Background and objective: The 6-min walk test (6MWT) is a simple test assessing functional capacity, but concerns about risks of substantial oxygen desaturation in pulmonary patients have led to non-adherence to the standardised American Thoracic Society guideline. We evaluated the safety of the 6MWT in stable COPD patients and compared the incidence of adverse events in patients with and without substantial exertional hypoxaemia.
Methods: 6MWT data were obtained for 1136 patients with moderate to very severe COPD. Demographics, adverse events, oxygen saturation (SpO2), 6-min walk distance, lung function and quality of life measures were compared between patients with substantial exertional hypoxaemia (nadir SpO2 < 85%) and those without (SpO2 ≥ 85%). Comparisons were made using Mann-Whitney U-test for continuous variables and Fisher's exact test for categorical variables.
Results: Twenty-five patients (2.2%) had adverse events, the most common being dizziness, chest tightness, chest pain and palpitations.
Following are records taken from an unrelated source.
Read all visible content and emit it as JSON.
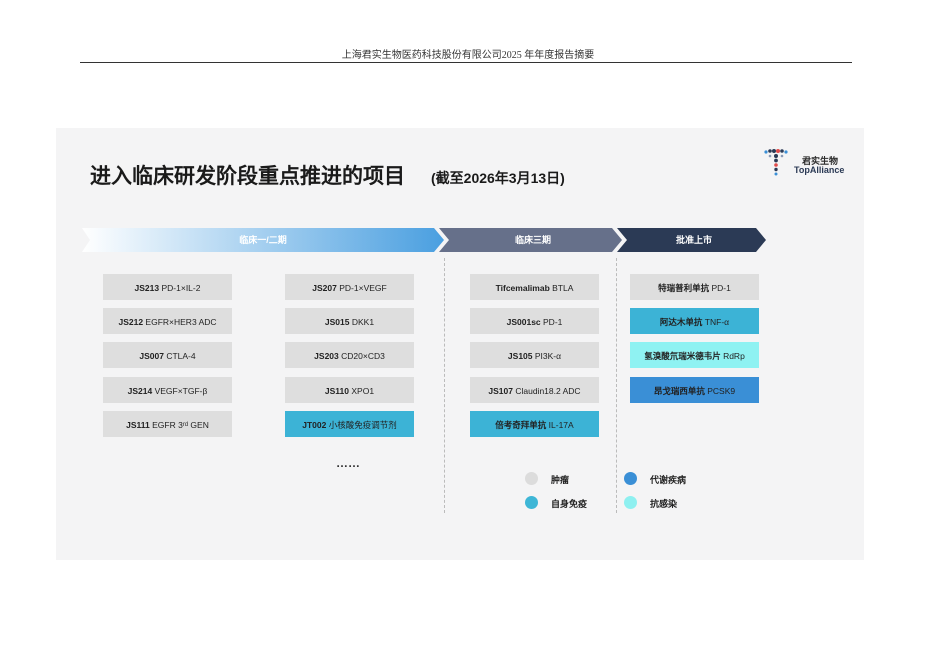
{
  "page_header": "上海君实生物医药科技股份有限公司2025 年年度报告摘要",
  "slide": {
    "title": "进入临床研发阶段重点推进的项目",
    "subtitle": "(截至2026年3月13日)",
    "logo": {
      "cn": "君实生物",
      "en": "TopAlliance"
    }
  },
  "phases": [
    {
      "label": "临床一/二期",
      "color": "#4a9fe0"
    },
    {
      "label": "临床三期",
      "color": "#66708a"
    },
    {
      "label": "批准上市",
      "color": "#2b3a55"
    }
  ],
  "columns": [
    {
      "items": [
        {
          "code": "JS213",
          "rest": " PD-1×IL-2",
          "category": "oncology"
        },
        {
          "code": "JS212",
          "rest": " EGFR×HER3 ADC",
          "category": "oncology"
        },
        {
          "code": "JS007",
          "rest": " CTLA-4",
          "category": "oncology"
        },
        {
          "code": "JS214",
          "rest": " VEGF×TGF-β",
          "category": "oncology"
        },
        {
          "code": "JS111",
          "rest": " EGFR 3ʳᵈ GEN",
          "category": "oncology"
        }
      ]
    },
    {
      "items": [
        {
          "code": "JS207",
          "rest": " PD-1×VEGF",
          "category": "oncology"
        },
        {
          "code": "JS015",
          "rest": " DKK1",
          "category": "oncology"
        },
        {
          "code": "JS203",
          "rest": " CD20×CD3",
          "category": "oncology"
        },
        {
          "code": "JS110",
          "rest": " XPO1",
          "category": "oncology"
        },
        {
          "code": "JT002",
          "rest": " 小核酸免疫调节剂",
          "category": "autoimmune"
        }
      ]
    },
    {
      "items": [
        {
          "code": "Tifcemalimab",
          "rest": " BTLA",
          "category": "oncology"
        },
        {
          "code": "JS001sc",
          "rest": " PD-1",
          "category": "oncology"
        },
        {
          "code": "JS105",
          "rest": " PI3K-α",
          "category": "oncology"
        },
        {
          "code": "JS107",
          "rest": " Claudin18.2 ADC",
          "category": "oncology"
        },
        {
          "code": "倍考奇拜单抗",
          "rest": " IL-17A",
          "category": "autoimmune"
        }
      ]
    },
    {
      "items": [
        {
          "code": "特瑞普利单抗",
          "rest": " PD-1",
          "category": "oncology"
        },
        {
          "code": "阿达木单抗",
          "rest": " TNF-α",
          "category": "autoimmune"
        },
        {
          "code": "氢溴酸氘瑞米德韦片",
          "rest": "  RdRp",
          "category": "anti_infection"
        },
        {
          "code": "昂戈瑞西单抗",
          "rest": " PCSK9",
          "category": "metabolic"
        }
      ]
    }
  ],
  "ellipsis": "……",
  "legend": [
    {
      "key": "oncology",
      "label": "肿瘤",
      "color": "#dcdcdc"
    },
    {
      "key": "metabolic",
      "label": "代谢疾病",
      "color": "#3a8fd6"
    },
    {
      "key": "autoimmune",
      "label": "自身免疫",
      "color": "#3eb6d6"
    },
    {
      "key": "anti_infection",
      "label": "抗感染",
      "color": "#8ef0f0"
    }
  ],
  "category_colors": {
    "oncology": "#dedede",
    "autoimmune": "#3cb3d6",
    "anti_infection": "#8ff2f2",
    "metabolic": "#3a8fd6"
  }
}
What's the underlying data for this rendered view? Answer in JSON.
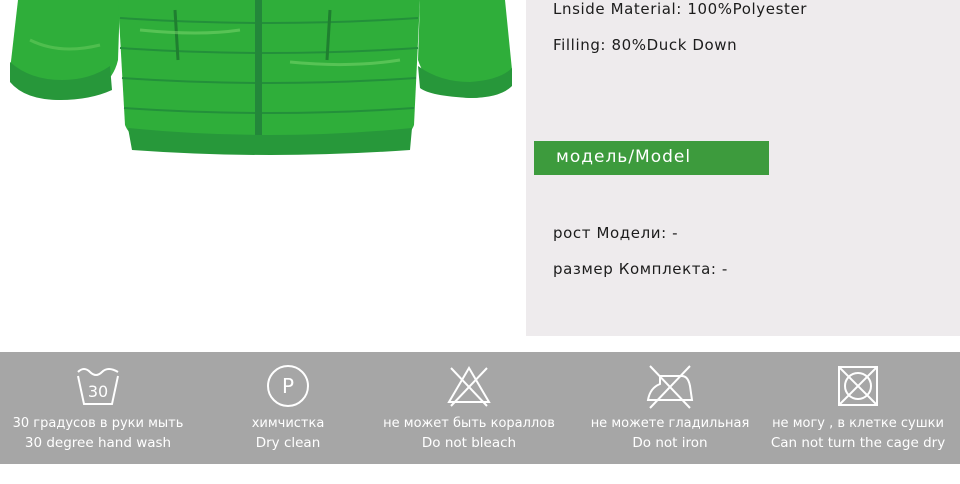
{
  "specs": {
    "inside_material": "Lnside Material: 100%Polyester",
    "filling": "Filling: 80%Duck Down"
  },
  "model": {
    "banner": "модель/Model",
    "height": "рост Модели: -",
    "set_size": "размер Комплекта: -"
  },
  "care": [
    {
      "icon": "hand-wash-30-icon",
      "ru": "30 градусов  в руки мыть",
      "en": "30 degree hand wash",
      "symbol": "30"
    },
    {
      "icon": "dry-clean-icon",
      "ru": "химчистка",
      "en": "Dry clean",
      "symbol": "P"
    },
    {
      "icon": "no-bleach-icon",
      "ru": "не  может быть  кораллов",
      "en": "Do not bleach"
    },
    {
      "icon": "no-iron-icon",
      "ru": "не  можете  гладильная",
      "en": "Do not iron"
    },
    {
      "icon": "no-tumble-dry-icon",
      "ru": "не  могу  , в клетке  сушки",
      "en": "Can not turn the cage dry"
    }
  ],
  "colors": {
    "jacket": "#2fae3a",
    "banner": "#3d9b3d",
    "panel": "#eeebed",
    "care_bar": "#a6a6a6"
  }
}
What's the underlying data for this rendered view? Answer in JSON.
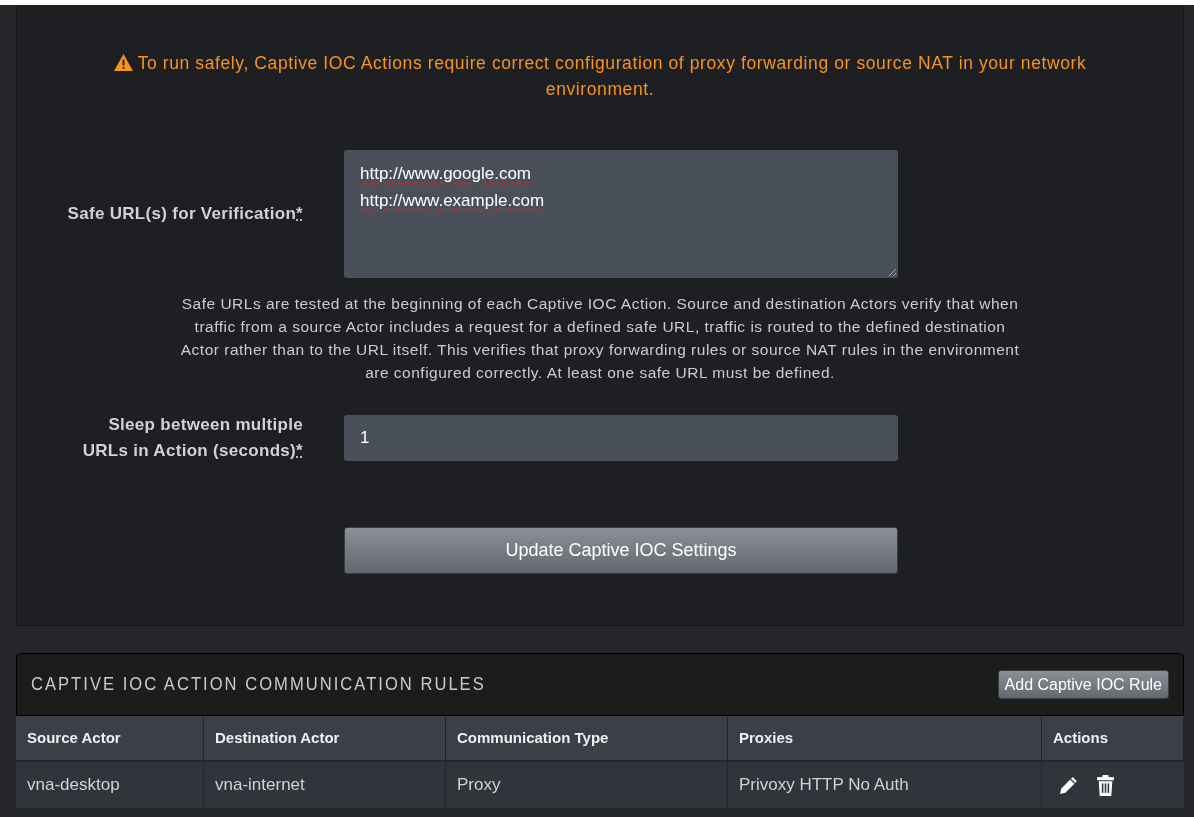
{
  "warning": {
    "text": "To run safely, Captive IOC Actions require correct configuration of proxy forwarding or source NAT in your network environment."
  },
  "fields": [
    {
      "kind": "textarea",
      "label": "Safe URL(s) for Verification",
      "required_mark": "*",
      "lines": [
        "http://www.google.com",
        "http://www.example.com"
      ],
      "help": "Safe URLs are tested at the beginning of each Captive IOC Action. Source and destination Actors verify that when traffic from a source Actor includes a request for a defined safe URL, traffic is routed to the defined destination Actor rather than to the URL itself. This verifies that proxy forwarding rules or source NAT rules in the environment are configured correctly. At least one safe URL must be defined."
    },
    {
      "kind": "input",
      "label": "Sleep between multiple URLs in Action (seconds)",
      "required_mark": "*",
      "value": "1"
    }
  ],
  "update_button": "Update Captive IOC Settings",
  "rules": {
    "title": "CAPTIVE IOC ACTION COMMUNICATION RULES",
    "add_button": "Add Captive IOC Rule",
    "columns": [
      "Source Actor",
      "Destination Actor",
      "Communication Type",
      "Proxies",
      "Actions"
    ],
    "rows": [
      {
        "cells": [
          "vna-desktop",
          "vna-internet",
          "Proxy",
          "Privoxy HTTP No Auth"
        ]
      }
    ]
  }
}
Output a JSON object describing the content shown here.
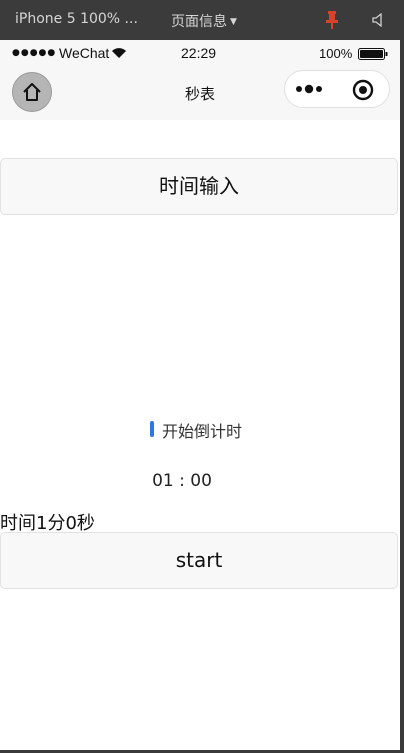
{
  "devtools": {
    "device_label": "iPhone 5 100% ...",
    "page_info_label": "页面信息"
  },
  "status_bar": {
    "carrier": "WeChat",
    "time": "22:29",
    "battery_percent": "100%"
  },
  "nav_bar": {
    "title": "秒表"
  },
  "main": {
    "time_input_label": "时间输入",
    "countdown_label": "开始倒计时",
    "clock_display": "01 : 00",
    "duration_text": "时间1分0秒",
    "start_label": "start"
  },
  "colors": {
    "accent": "#2b78e4",
    "devtools_bg": "#3b3b3b",
    "pin_red": "#d9412b"
  }
}
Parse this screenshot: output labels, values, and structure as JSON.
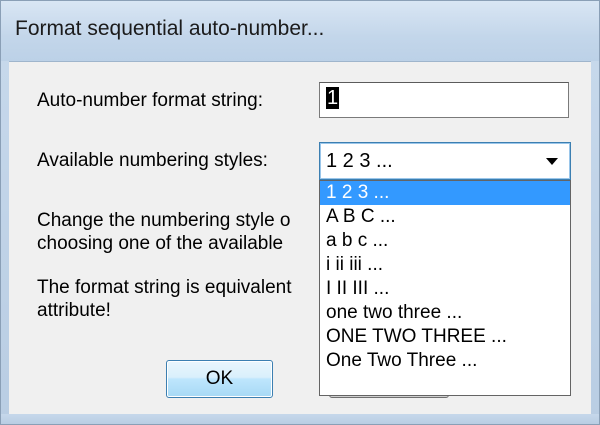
{
  "window": {
    "title": "Format sequential auto-number..."
  },
  "form": {
    "format_label": "Auto-number format string:",
    "format_value": "1",
    "styles_label": "Available numbering styles:",
    "styles_selected": "1 2 3 ..."
  },
  "info": {
    "line1": "Change the numbering style o",
    "line2": "choosing one of the available",
    "line3": "The format string is equivalent",
    "line4": "attribute!"
  },
  "dropdown": {
    "options": [
      "1 2 3 ...",
      "A B C ...",
      "a b c ...",
      "i ii iii ...",
      "I II III ...",
      "one two three ...",
      "ONE TWO THREE ...",
      "One Two Three ..."
    ],
    "highlighted_index": 0
  },
  "buttons": {
    "ok_label": "OK"
  },
  "colors": {
    "highlight": "#3399ff",
    "titlebar": "#c3d6ea",
    "dialog_bg": "#f0f0f0"
  }
}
Substantial exertional hypoxaemia did not increase the incidence of adverse events. No significant morbidity or mortality was recorded. Patients with adverse events had lower baseline SpO2, worse quality of life scores, and higher depression and anxiety scores. However, no significant differences were seen in anthropometric data, spirometric values or SpO2 during and after the 6MWT.
Conclusions: Asymptomatic exertional hypoxaemia is not associated with an increased incidence of adverse events during 6MWT in COPD patients. Our data support the ATS guideline that the 6MWT should be continued in the absence of symptoms and that intermittent oximetry monitoring does not assist in preventing adverse events.
Keywords: chronic obstructive pulmonary disease; exercise and pulmonary rehabilitation; hypoxaemia; oxygen desaturation; respiratory function test.
© 2015 Asian Pacific Society of Respirology.